**EXERCISE DETAILS:**
From the first line to the last, retype the data below exactly.

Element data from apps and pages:
══════════════════════════════
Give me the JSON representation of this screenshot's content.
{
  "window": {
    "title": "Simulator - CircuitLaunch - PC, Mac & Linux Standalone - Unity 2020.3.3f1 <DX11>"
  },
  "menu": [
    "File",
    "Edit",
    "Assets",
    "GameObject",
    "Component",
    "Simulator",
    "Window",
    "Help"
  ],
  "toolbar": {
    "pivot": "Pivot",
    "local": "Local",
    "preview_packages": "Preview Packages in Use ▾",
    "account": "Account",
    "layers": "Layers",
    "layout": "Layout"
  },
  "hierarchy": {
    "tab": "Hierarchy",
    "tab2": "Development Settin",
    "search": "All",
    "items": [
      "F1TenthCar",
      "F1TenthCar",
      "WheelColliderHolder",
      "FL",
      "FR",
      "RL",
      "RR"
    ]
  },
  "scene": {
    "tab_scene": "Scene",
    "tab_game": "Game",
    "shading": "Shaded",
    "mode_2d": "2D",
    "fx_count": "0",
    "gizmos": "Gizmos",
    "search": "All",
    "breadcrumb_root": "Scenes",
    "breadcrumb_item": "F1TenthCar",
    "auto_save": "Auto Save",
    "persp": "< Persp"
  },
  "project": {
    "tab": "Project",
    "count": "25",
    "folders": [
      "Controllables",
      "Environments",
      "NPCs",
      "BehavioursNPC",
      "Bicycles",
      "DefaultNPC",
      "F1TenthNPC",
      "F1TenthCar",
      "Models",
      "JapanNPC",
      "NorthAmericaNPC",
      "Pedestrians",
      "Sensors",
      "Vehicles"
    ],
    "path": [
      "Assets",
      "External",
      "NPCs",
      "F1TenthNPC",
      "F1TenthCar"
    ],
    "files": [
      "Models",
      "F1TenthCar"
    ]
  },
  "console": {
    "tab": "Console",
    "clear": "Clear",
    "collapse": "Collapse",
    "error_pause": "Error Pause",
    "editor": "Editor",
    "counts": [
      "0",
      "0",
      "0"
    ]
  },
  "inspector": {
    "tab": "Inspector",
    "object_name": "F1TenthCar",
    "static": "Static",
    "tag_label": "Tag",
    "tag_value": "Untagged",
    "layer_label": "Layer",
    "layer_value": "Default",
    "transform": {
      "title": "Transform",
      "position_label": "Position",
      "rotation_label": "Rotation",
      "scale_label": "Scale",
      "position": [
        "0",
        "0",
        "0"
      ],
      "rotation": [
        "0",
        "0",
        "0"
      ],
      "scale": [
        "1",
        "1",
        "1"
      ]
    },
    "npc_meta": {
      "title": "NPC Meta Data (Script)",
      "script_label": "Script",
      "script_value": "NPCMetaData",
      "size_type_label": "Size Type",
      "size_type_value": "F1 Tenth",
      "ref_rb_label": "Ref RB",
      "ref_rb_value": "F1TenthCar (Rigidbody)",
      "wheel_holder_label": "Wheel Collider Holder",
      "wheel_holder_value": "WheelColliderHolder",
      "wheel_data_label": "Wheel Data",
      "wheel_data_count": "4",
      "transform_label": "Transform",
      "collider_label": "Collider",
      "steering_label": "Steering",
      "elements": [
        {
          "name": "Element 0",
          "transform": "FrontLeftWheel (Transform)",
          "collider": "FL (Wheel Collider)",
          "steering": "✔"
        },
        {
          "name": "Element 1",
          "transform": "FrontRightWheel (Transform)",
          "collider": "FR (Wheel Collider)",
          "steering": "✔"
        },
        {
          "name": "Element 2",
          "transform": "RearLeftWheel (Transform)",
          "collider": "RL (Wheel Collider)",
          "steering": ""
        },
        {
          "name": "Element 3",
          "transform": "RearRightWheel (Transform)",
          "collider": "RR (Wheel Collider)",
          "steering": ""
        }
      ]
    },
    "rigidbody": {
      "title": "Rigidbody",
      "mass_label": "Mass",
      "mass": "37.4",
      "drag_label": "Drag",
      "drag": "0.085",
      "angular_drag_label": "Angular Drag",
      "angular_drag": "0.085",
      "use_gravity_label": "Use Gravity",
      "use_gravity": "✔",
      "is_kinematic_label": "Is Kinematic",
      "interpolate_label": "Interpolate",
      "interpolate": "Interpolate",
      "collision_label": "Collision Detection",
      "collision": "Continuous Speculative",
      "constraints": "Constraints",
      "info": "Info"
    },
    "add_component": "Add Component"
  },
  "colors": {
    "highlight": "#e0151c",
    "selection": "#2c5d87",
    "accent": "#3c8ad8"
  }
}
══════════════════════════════
**SOLUTION FOR THIS PROBLEM:**
Give me the JSON representation of this screenshot's content.
{
  "window": {
    "title": "Simulator - CircuitLaunch - PC, Mac & Linux Standalone - Unity 2020.3.3f1 <DX11>"
  },
  "menu": [
    "File",
    "Edit",
    "Assets",
    "GameObject",
    "Component",
    "Simulator",
    "Window",
    "Help"
  ],
  "toolbar": {
    "pivot": "Pivot",
    "local": "Local",
    "preview_packages": "Preview Packages in Use ▾",
    "account": "Account",
    "layers": "Layers",
    "layout": "Layout"
  },
  "hierarchy": {
    "tab": "Hierarchy",
    "tab2": "Development Settin",
    "search": "All",
    "items": [
      "F1TenthCar",
      "F1TenthCar",
      "WheelColliderHolder",
      "FL",
      "FR",
      "RL",
      "RR"
    ]
  },
  "scene": {
    "tab_scene": "Scene",
    "tab_game": "Game",
    "shading": "Shaded",
    "mode_2d": "2D",
    "fx_count": "0",
    "gizmos": "Gizmos",
    "search": "All",
    "breadcrumb_root": "Scenes",
    "breadcrumb_item": "F1TenthCar",
    "auto_save": "Auto Save",
    "persp": "< Persp"
  },
  "project": {
    "tab": "Project",
    "count": "25",
    "folders": [
      "Controllables",
      "Environments",
      "NPCs",
      "BehavioursNPC",
      "Bicycles",
      "DefaultNPC",
      "F1TenthNPC",
      "F1TenthCar",
      "Models",
      "JapanNPC",
      "NorthAmericaNPC",
      "Pedestrians",
      "Sensors",
      "Vehicles"
    ],
    "path": [
      "Assets",
      "External",
      "NPCs",
      "F1TenthNPC",
      "F1TenthCar"
    ],
    "files": [
      "Models",
      "F1TenthCar"
    ]
  },
  "console": {
    "tab": "Console",
    "clear": "Clear",
    "collapse": "Collapse",
    "error_pause": "Error Pause",
    "editor": "Editor",
    "counts": [
      "0",
      "0",
      "0"
    ]
  },
  "inspector": {
    "tab": "Inspector",
    "object_name": "F1TenthCar",
    "static": "Static",
    "tag_label": "Tag",
    "tag_value": "Untagged",
    "layer_label": "Layer",
    "layer_value": "Default",
    "transform": {
      "title": "Transform",
      "position_label": "Position",
      "rotation_label": "Rotation",
      "scale_label": "Scale",
      "position": [
        "0",
        "0",
        "0"
      ],
      "rotation": [
        "0",
        "0",
        "0"
      ],
      "scale": [
        "1",
        "1",
        "1"
      ]
    },
    "npc_meta": {
      "title": "NPC Meta Data (Script)",
      "script_label": "Script",
      "script_value": "NPCMetaData",
      "size_type_label": "Size Type",
      "size_type_value": "F1 Tenth",
      "ref_rb_label": "Ref RB",
      "ref_rb_value": "F1TenthCar (Rigidbody)",
      "wheel_holder_label": "Wheel Collider Holder",
      "wheel_holder_value": "WheelColliderHolder",
      "wheel_data_label": "Wheel Data",
      "wheel_data_count": "4",
      "transform_label": "Transform",
      "collider_label": "Collider",
      "steering_label": "Steering",
      "elements": [
        {
          "name": "Element 0",
          "transform": "FrontLeftWheel (Transform)",
          "collider": "FL (Wheel Collider)",
          "steering": "✔"
        },
        {
          "name": "Element 1",
          "transform": "FrontRightWheel (Transform)",
          "collider": "FR (Wheel Collider)",
          "steering": "✔"
        },
        {
          "name": "Element 2",
          "transform": "RearLeftWheel (Transform)",
          "collider": "RL (Wheel Collider)",
          "steering": ""
        },
        {
          "name": "Element 3",
          "transform": "RearRightWheel (Transform)",
          "collider": "RR (Wheel Collider)",
          "steering": ""
        }
      ]
    },
    "rigidbody": {
      "title": "Rigidbody",
      "mass_label": "Mass",
      "mass": "37.4",
      "drag_label": "Drag",
      "drag": "0.085",
      "angular_drag_label": "Angular Drag",
      "angular_drag": "0.085",
      "use_gravity_label": "Use Gravity",
      "use_gravity": "✔",
      "is_kinematic_label": "Is Kinematic",
      "interpolate_label": "Interpolate",
      "interpolate": "Interpolate",
      "collision_label": "Collision Detection",
      "collision": "Continuous Speculative",
      "constraints": "Constraints",
      "info": "Info"
    },
    "add_component": "Add Component"
  },
  "colors": {
    "highlight": "#e0151c",
    "selection": "#2c5d87",
    "accent": "#3c8ad8"
  }
}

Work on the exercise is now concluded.